May. 14, 1990
CHICOPEE, Mass. (AP) _ A serviceman shot to death in the Philippines was mourned Monday as a victim of seemingly irrational political violence.
On the day U.S. and Philippine negotiators began discussing the future of American military in that country, about 450 people gathered at the Church of the Nativity to remember Gunnery Sgt. John Fredette, 34.
The Most Rev. Joseph F. Maguire, urged the bereaved to abandon thoughts of revenge and enshrine Fredette in their memories.
''If his goodness will go on ... then he will not have died in vain,'' said Maguire, bishop of the Springfield diocese.
Fredette was attacked by gunmen May 4 in a nightclub district in Olangapo, a town 50 miles west of Manila.
Two airmen were killed Sunday, bringing to eight the number of U.S. servicemen killed in such attacks since April 1989.

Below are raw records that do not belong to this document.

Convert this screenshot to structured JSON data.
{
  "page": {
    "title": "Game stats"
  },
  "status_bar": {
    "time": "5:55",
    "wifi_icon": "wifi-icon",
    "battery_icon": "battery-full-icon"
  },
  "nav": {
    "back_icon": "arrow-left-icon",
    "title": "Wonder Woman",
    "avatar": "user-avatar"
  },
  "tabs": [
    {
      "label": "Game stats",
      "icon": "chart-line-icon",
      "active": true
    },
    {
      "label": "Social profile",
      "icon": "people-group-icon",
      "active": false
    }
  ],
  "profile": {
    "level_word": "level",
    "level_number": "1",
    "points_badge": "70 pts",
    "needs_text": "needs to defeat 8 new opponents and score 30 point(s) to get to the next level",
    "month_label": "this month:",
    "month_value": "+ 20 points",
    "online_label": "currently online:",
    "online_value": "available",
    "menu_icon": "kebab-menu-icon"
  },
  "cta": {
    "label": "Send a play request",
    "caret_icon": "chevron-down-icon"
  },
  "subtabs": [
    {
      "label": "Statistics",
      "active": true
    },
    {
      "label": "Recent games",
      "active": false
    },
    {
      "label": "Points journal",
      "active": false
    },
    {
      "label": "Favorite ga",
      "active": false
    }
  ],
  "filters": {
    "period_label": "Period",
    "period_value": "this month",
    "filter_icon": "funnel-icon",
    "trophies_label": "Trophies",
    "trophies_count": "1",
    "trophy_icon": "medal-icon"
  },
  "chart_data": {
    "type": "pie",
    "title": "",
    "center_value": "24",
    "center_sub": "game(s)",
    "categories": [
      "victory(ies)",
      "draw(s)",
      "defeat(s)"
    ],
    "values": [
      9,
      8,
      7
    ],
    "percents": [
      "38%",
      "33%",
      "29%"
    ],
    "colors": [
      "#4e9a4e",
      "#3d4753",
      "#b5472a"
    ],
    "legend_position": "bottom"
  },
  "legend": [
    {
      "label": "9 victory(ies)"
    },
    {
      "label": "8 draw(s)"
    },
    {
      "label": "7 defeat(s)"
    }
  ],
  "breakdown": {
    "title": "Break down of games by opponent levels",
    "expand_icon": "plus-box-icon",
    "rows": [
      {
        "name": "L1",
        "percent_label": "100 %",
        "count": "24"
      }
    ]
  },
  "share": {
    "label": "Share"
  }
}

Philippine officials have arrested two men in connection with Fredette's death, but there has been speculation they were not involved. The U.S. government is investigating.
Fredette's shooting followed threats in Philippine newspapers that an American serviceman would be killed before the talks on extending the leases of six U.S. military bases in the country. No claims of responsibility were made following Fredette's shooting, but U.S. officials believe rebels were responsible.
Fredette's casket was carried past the Mount Carmel school, which he once attended. He was buried in the nearby western Massachusetts town of South Hadley.
The bishop described Fredette as a ''vital and sparkling'' man who was taken by ''the cruel and irrational act of violence.''
Family members have described Fredette as an athlete and a man dedicated to a military career.
''It's sad. I just want the assailants brought to justice. That's about all we can do here,'' his brother, Mark Fredette, has said.
Fredette had been living in Buena Park, Calif., with his wife, Julie. He left the United States last month for a six-month tour in Japan, Hawaii and the Philippines.
In addition to his wife, survivors include his parents, Armand and Augustine Fredette of Chicopee, three brothers and five sisters.